Welcome to the 'New Somerset and Dorset Railway'
Tuesday, June 20, 2006
These are the bufferstops placed at the Bath end of Midsomer Norton station. Hopefully their stay will be a short one as the Radstock extension should begin to take shape in everybody's minds well before the line begins to actually appear on the ground! Plans may take a northwards swing once we reach the infill at Chilcompton, beyond the tunnels. The cost of removing the spoil may be greater than the cost of replacing the two bridges on the way to Radstock. Always follow the line of least resistance when restoring railways!
Why Radstock? The main reason is simply that a station at Radstock, designed for the 21st century S&D, would be a more practical base for the line than the cramped site at Midsomer Norton, which is on a steepish hill with minimal parking on site. Radstock is flat! A station on the opposite side of the road to the Mining Museum would be a huge draw to passing traffic, as well as providing a natural added attraction to the museum. We are already the two major tourist attractions in the area, and are working closely together with an eye on developments over the next few years!

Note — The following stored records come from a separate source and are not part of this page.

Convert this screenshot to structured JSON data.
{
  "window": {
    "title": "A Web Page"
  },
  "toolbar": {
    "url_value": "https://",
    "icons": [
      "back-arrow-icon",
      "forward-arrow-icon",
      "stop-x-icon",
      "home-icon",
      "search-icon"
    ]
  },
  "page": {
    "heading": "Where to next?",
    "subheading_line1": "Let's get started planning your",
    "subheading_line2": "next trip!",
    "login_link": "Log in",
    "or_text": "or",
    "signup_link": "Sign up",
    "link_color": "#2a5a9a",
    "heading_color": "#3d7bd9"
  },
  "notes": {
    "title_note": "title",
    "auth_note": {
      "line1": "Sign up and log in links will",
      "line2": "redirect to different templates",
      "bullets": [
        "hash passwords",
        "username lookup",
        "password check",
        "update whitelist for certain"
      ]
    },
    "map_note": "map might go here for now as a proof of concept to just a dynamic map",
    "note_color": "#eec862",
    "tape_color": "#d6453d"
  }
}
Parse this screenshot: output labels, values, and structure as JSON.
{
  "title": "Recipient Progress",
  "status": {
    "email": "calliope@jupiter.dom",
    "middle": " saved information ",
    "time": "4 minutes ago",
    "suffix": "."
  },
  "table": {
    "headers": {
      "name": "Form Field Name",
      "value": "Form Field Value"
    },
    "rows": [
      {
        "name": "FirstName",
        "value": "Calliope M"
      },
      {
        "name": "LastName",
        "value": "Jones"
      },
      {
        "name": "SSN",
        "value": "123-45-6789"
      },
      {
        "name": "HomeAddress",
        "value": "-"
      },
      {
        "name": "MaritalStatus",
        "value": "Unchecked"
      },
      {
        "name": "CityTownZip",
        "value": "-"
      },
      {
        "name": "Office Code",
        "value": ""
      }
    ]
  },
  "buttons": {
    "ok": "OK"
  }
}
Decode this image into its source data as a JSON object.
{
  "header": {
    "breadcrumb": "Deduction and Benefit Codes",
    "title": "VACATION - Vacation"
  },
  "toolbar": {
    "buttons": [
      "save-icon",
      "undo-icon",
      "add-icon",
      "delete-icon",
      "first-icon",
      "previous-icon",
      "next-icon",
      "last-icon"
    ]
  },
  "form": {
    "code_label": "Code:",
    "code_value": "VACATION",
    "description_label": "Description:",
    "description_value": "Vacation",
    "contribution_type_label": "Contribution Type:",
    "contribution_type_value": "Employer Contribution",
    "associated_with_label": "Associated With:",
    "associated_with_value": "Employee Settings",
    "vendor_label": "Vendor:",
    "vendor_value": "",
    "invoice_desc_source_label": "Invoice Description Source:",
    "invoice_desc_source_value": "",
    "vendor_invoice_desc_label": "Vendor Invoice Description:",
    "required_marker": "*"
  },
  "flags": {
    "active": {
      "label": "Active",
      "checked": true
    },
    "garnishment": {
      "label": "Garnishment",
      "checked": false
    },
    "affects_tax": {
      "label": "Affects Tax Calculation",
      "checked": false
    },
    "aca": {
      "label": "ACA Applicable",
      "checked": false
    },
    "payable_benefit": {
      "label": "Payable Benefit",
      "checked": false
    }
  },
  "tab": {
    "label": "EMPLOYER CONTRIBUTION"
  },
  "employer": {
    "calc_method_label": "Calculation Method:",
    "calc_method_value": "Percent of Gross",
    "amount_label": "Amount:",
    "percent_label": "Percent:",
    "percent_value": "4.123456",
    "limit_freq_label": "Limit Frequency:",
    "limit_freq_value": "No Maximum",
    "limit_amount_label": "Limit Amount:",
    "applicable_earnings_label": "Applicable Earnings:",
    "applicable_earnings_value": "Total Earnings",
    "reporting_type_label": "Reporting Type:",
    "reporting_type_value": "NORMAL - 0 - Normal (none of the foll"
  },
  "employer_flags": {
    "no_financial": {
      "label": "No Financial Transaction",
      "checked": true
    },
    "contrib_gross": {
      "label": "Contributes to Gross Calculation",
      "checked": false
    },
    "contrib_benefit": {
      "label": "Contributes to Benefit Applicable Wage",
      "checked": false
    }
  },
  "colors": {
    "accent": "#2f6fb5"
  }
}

A return to Radstock will also concentrate minds on the Radstock-Bath line, which in an oil-depleted world will become Radstock and Midsomer Norton's principal connection with the outside world. Personally I see the Radstock-Bath line as firstly a 'real' railway, running commuter and freight trains onto the network and, ideally, into a revitalised Green Park station. But also it must become a premier league tourist route, taking hundreds of thousands from Bath through the stunning scenery at Midford and Wellow down to the tourist centres of Radstock and Midsomer Norton, and on down to Shepton Mallet, and eventually beyond. There will inevitably be billions of government money available in the coming decades for rail reinstatement as the roads grind to a halt. We need to be ready for this. The new station at Radstock needs to be designed for through running from the very start, preferably at a level where the Bath road can be bridged rather than crossed on the level. This will be a very busy route in the future, and at least for a few years there may still be enough road transport to cause conflict! And who could resist a triumphant return to Bath?